-- GIVEN INFORMATION follows --
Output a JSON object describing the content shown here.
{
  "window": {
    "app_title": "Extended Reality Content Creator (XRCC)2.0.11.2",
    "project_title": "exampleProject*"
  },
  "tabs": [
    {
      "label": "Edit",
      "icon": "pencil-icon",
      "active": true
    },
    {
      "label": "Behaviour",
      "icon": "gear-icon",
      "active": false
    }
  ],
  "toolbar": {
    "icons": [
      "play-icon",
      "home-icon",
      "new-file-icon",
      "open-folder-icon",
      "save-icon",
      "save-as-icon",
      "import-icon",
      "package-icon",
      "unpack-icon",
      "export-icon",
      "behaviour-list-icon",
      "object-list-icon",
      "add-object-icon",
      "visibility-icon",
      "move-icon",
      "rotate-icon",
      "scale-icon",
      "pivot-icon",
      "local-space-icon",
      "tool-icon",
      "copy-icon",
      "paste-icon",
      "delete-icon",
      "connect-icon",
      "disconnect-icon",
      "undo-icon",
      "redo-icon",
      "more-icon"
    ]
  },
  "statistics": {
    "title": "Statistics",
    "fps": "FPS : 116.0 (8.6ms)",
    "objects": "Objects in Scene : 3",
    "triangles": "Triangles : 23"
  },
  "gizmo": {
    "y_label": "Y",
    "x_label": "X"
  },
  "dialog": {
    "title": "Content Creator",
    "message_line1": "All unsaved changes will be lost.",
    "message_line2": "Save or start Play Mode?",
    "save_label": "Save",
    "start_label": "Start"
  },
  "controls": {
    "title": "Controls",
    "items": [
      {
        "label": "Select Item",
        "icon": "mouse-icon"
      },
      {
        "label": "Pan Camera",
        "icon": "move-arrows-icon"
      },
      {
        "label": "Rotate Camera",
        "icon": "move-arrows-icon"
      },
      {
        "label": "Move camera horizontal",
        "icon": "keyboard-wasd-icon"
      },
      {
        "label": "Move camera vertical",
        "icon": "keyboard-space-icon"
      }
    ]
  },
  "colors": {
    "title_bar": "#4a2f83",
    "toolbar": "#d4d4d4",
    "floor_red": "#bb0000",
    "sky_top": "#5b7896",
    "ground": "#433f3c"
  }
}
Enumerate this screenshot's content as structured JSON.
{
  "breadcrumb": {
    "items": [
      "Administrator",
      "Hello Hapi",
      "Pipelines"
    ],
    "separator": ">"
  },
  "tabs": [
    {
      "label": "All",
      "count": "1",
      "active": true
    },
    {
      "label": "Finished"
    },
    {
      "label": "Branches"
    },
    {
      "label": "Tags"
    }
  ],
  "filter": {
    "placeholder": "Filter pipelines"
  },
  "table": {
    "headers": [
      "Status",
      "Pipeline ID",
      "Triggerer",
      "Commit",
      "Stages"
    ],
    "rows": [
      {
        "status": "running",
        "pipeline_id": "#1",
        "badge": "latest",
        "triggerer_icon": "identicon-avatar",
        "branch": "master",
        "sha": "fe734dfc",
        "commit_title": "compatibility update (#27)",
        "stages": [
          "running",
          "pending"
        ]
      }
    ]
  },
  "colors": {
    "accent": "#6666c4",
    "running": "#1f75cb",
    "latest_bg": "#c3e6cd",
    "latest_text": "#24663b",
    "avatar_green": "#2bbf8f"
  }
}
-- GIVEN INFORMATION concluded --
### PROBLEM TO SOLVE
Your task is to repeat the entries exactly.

### YOUR SOLUTION
Output a JSON object describing the content shown here.
{
  "window": {
    "app_title": "Extended Reality Content Creator (XRCC)2.0.11.2",
    "project_title": "exampleProject*"
  },
  "tabs": [
    {
      "label": "Edit",
      "icon": "pencil-icon",
      "active": true
    },
    {
      "label": "Behaviour",
      "icon": "gear-icon",
      "active": false
    }
  ],
  "toolbar": {
    "icons": [
      "play-icon",
      "home-icon",
      "new-file-icon",
      "open-folder-icon",
      "save-icon",
      "save-as-icon",
      "import-icon",
      "package-icon",
      "unpack-icon",
      "export-icon",
      "behaviour-list-icon",
      "object-list-icon",
      "add-object-icon",
      "visibility-icon",
      "move-icon",
      "rotate-icon",
      "scale-icon",
      "pivot-icon",
      "local-space-icon",
      "tool-icon",
      "copy-icon",
      "paste-icon",
      "delete-icon",
      "connect-icon",
      "disconnect-icon",
      "undo-icon",
      "redo-icon",
      "more-icon"
    ]
  },
  "statistics": {
    "title": "Statistics",
    "fps": "FPS : 116.0 (8.6ms)",
    "objects": "Objects in Scene : 3",
    "triangles": "Triangles : 23"
  },
  "gizmo": {
    "y_label": "Y",
    "x_label": "X"
  },
  "dialog": {
    "title": "Content Creator",
    "message_line1": "All unsaved changes will be lost.",
    "message_line2": "Save or start Play Mode?",
    "save_label": "Save",
    "start_label": "Start"
  },
  "controls": {
    "title": "Controls",
    "items": [
      {
        "label": "Select Item",
        "icon": "mouse-icon"
      },
      {
        "label": "Pan Camera",
        "icon": "move-arrows-icon"
      },
      {
        "label": "Rotate Camera",
        "icon": "move-arrows-icon"
      },
      {
        "label": "Move camera horizontal",
        "icon": "keyboard-wasd-icon"
      },
      {
        "label": "Move camera vertical",
        "icon": "keyboard-space-icon"
      }
    ]
  },
  "colors": {
    "title_bar": "#4a2f83",
    "toolbar": "#d4d4d4",
    "floor_red": "#bb0000",
    "sky_top": "#5b7896",
    "ground": "#433f3c"
  }
}
Enumerate this screenshot's content as structured JSON.
{
  "breadcrumb": {
    "items": [
      "Administrator",
      "Hello Hapi",
      "Pipelines"
    ],
    "separator": ">"
  },
  "tabs": [
    {
      "label": "All",
      "count": "1",
      "active": true
    },
    {
      "label": "Finished"
    },
    {
      "label": "Branches"
    },
    {
      "label": "Tags"
    }
  ],
  "filter": {
    "placeholder": "Filter pipelines"
  },
  "table": {
    "headers": [
      "Status",
      "Pipeline ID",
      "Triggerer",
      "Commit",
      "Stages"
    ],
    "rows": [
      {
        "status": "running",
        "pipeline_id": "#1",
        "badge": "latest",
        "triggerer_icon": "identicon-avatar",
        "branch": "master",
        "sha": "fe734dfc",
        "commit_title": "compatibility update (#27)",
        "stages": [
          "running",
          "pending"
        ]
      }
    ]
  },
  "colors": {
    "accent": "#6666c4",
    "running": "#1f75cb",
    "latest_bg": "#c3e6cd",
    "latest_text": "#24663b",
    "avatar_green": "#2bbf8f"
  }
}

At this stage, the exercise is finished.